There is growing public opinion that some businesses are exploiting unpaid interns who sometimes work 12 hours or more a day for months with little to no prospect of a paid job at the end.
Richard Brennan, an employment specialist solicitor at TLT, outlines what fashion retailers need to know when running internship schemes and how to avoid the pitfalls.
Employment status of interns
In employment law a person’s employment status helps determine their rights, and their employer’s responsibilities. Depending on an intern’s status, retailers could be exposed to a long list of claims, including for wages if they are a ‘worker’, and even unfair dismissal if an ‘employee’. Whether an intern is a ‘worker’ or an ‘employee’ will depend on a number of circumstantial factors.
It is important that supervisors understand how to inadvertently avoid giving an unwanted ‘worker’ or ‘employee’ status to an intern and should be aware that anything beyond ‘shadowing’ can represent a potential risk.
For example, if the intern supplies valuable work; works unsupervised; or is promised paid work, there is an increased risk that they will be categorised as a ‘worker’. This means that they would have additional rights such as qualifying for the National Minimum Wage (unless they fall within one of the relevant exceptions), the statutory minimum level of paid holiday andprotection against unlawful discrimination.

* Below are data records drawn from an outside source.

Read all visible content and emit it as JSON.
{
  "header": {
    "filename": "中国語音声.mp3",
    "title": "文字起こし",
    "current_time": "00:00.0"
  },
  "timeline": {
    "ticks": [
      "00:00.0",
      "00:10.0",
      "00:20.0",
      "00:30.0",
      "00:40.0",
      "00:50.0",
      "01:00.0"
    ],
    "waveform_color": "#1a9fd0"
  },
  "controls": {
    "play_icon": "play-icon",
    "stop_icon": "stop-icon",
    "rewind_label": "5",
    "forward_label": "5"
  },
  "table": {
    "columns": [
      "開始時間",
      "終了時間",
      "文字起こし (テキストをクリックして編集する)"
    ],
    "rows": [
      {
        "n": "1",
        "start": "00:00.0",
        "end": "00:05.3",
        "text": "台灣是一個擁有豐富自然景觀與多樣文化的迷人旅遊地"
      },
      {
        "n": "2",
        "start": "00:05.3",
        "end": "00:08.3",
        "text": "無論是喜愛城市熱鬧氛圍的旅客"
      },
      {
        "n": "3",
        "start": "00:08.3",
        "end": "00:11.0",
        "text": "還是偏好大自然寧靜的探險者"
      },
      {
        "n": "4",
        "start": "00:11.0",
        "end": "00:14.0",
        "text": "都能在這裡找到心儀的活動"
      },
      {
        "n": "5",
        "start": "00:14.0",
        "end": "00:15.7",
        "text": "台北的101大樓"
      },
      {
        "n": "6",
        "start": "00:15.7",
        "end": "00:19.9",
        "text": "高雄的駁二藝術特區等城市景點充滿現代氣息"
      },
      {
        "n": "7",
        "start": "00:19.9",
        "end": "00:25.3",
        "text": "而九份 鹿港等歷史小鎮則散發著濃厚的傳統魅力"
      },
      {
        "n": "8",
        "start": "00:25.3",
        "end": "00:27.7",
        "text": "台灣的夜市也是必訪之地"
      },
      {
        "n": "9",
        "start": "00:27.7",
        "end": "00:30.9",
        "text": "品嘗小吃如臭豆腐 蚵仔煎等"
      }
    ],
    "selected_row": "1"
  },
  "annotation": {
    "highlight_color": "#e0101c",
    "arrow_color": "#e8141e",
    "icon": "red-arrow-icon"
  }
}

‘Employee’ status is less likely to apply to short-term internships; however there is a risk it will apply if the intern is controlled to a sufficient degree by the business.
Be clear on your obligations

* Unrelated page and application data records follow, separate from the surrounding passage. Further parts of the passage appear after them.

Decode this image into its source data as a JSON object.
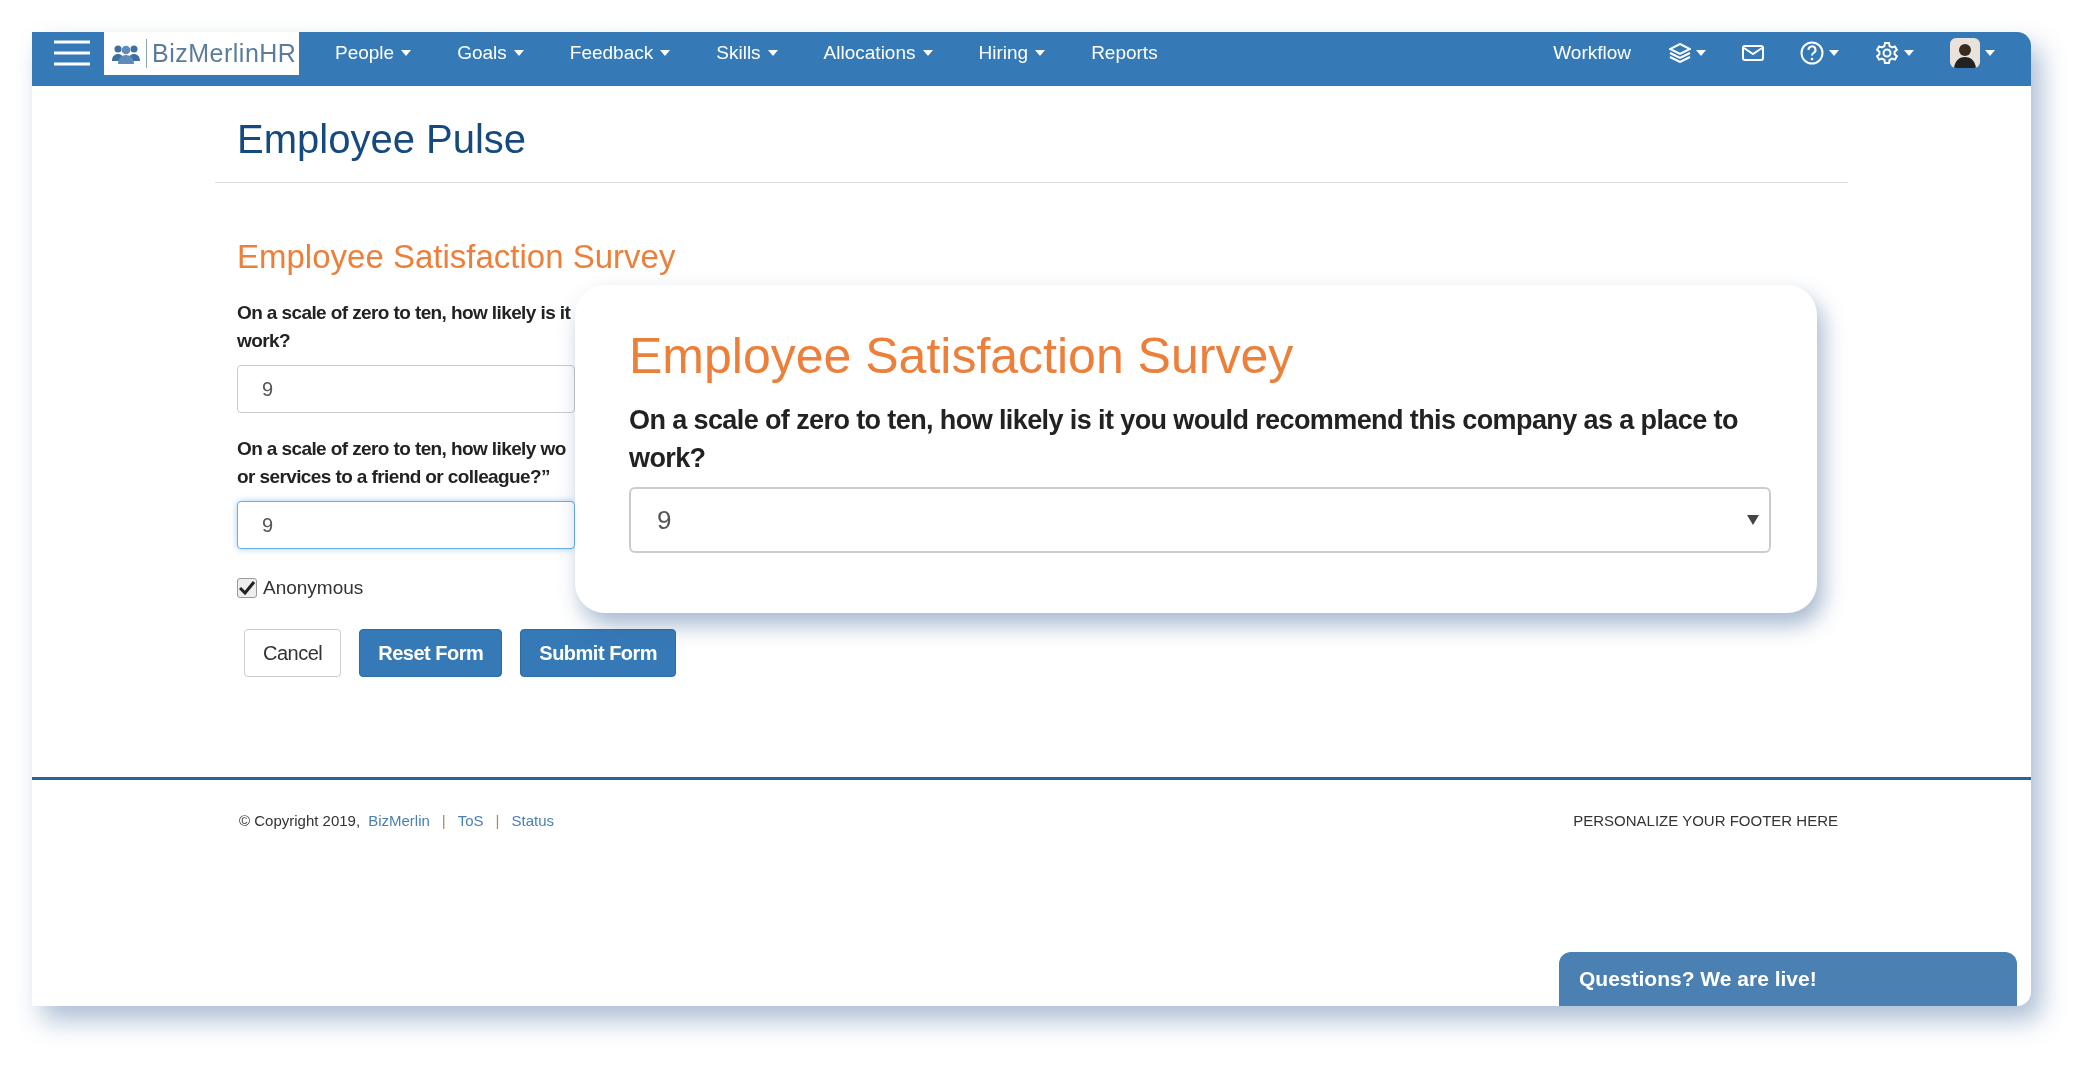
{
  "navbar": {
    "brand": "BizMerlinHR",
    "menu": [
      {
        "label": "People",
        "dropdown": true
      },
      {
        "label": "Goals",
        "dropdown": true
      },
      {
        "label": "Feedback",
        "dropdown": true
      },
      {
        "label": "Skills",
        "dropdown": true
      },
      {
        "label": "Allocations",
        "dropdown": true
      },
      {
        "label": "Hiring",
        "dropdown": true
      },
      {
        "label": "Reports",
        "dropdown": false
      }
    ],
    "workflow": "Workflow",
    "icons": [
      {
        "kind": "layers",
        "dropdown": true
      },
      {
        "kind": "mail",
        "dropdown": false
      },
      {
        "kind": "help",
        "dropdown": true
      },
      {
        "kind": "settings",
        "dropdown": true
      },
      {
        "kind": "avatar",
        "dropdown": true
      }
    ]
  },
  "page_title": "Employee Pulse",
  "form": {
    "title": "Employee Satisfaction Survey",
    "questions": [
      {
        "lines": [
          "On a scale of zero to ten, how likely is it",
          "work?"
        ],
        "value": "9",
        "focused": false
      },
      {
        "lines": [
          "On a scale of zero to ten, how likely wo",
          "or services to a friend or colleague?”"
        ],
        "value": "9",
        "focused": true
      }
    ],
    "anonymous": {
      "label": "Anonymous",
      "checked": true
    },
    "buttons": [
      {
        "label": "Cancel",
        "kind": "default"
      },
      {
        "label": "Reset Form",
        "kind": "primary"
      },
      {
        "label": "Submit Form",
        "kind": "primary"
      }
    ]
  },
  "zoom_card": {
    "title": "Employee Satisfaction Survey",
    "question": "On a scale of zero to ten, how likely is it you would recommend this company as a place to work?",
    "value": "9"
  },
  "footer": {
    "items": [
      {
        "kind": "text",
        "text": "© Copyright 2019,"
      },
      {
        "kind": "link",
        "text": "BizMerlin"
      },
      {
        "kind": "separator",
        "text": "|"
      },
      {
        "kind": "link",
        "text": "ToS"
      },
      {
        "kind": "separator",
        "text": "|"
      },
      {
        "kind": "link",
        "text": "Status"
      }
    ],
    "right": "PERSONALIZE YOUR FOOTER HERE"
  },
  "chat": {
    "label": "Questions? We are live!"
  }
}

Many retailers are not clear or aware of their responsibilities when dealing with interns. As well as attracting negative publicity for the business and brand, it can also carry serious legal consequences, including:
- criminal convictions;
- costly and time-consuming tribunal claims;
Interns are not the only ones prepared to challenge unpaid work. At the end of last year, the Government published new guidance on interns’ rights and HM Revenue & Customs (the enforcer of the National Minimum Wage) are due to carry out spot-checks on over 200 employers. This is obviously an important issue for a sector that uses a lot of interns. Retailers must make sure that they are clear on their obligations regarding interns or face costly consequences.